Give back every entry in full, exactly as it reads.
━━ THE DATA ━━
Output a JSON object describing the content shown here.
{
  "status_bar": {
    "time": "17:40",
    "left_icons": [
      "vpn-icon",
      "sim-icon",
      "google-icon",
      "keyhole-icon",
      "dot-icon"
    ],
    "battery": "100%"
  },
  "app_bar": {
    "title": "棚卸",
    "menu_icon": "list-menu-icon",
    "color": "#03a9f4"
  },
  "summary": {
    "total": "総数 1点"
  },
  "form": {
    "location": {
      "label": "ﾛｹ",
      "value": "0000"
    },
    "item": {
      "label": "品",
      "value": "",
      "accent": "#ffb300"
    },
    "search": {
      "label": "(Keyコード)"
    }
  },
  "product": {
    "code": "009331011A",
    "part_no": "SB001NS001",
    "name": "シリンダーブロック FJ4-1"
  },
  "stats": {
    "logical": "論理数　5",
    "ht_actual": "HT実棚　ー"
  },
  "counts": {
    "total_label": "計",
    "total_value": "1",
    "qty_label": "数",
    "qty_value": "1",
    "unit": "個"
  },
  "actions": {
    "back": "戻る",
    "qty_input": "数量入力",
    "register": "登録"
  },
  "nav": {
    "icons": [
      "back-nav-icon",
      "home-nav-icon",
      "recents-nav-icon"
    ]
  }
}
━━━
■ EXERCISE ANSWER
Output a JSON object describing the content shown here.
{
  "status_bar": {
    "time": "17:40",
    "left_icons": [
      "vpn-icon",
      "sim-icon",
      "google-icon",
      "keyhole-icon",
      "dot-icon"
    ],
    "battery": "100%"
  },
  "app_bar": {
    "title": "棚卸",
    "menu_icon": "list-menu-icon",
    "color": "#03a9f4"
  },
  "summary": {
    "total": "総数 1点"
  },
  "form": {
    "location": {
      "label": "ﾛｹ",
      "value": "0000"
    },
    "item": {
      "label": "品",
      "value": "",
      "accent": "#ffb300"
    },
    "search": {
      "label": "(Keyコード)"
    }
  },
  "product": {
    "code": "009331011A",
    "part_no": "SB001NS001",
    "name": "シリンダーブロック FJ4-1"
  },
  "stats": {
    "logical": "論理数　5",
    "ht_actual": "HT実棚　ー"
  },
  "counts": {
    "total_label": "計",
    "total_value": "1",
    "qty_label": "数",
    "qty_value": "1",
    "unit": "個"
  },
  "actions": {
    "back": "戻る",
    "qty_input": "数量入力",
    "register": "登録"
  },
  "nav": {
    "icons": [
      "back-nav-icon",
      "home-nav-icon",
      "recents-nav-icon"
    ]
  }
}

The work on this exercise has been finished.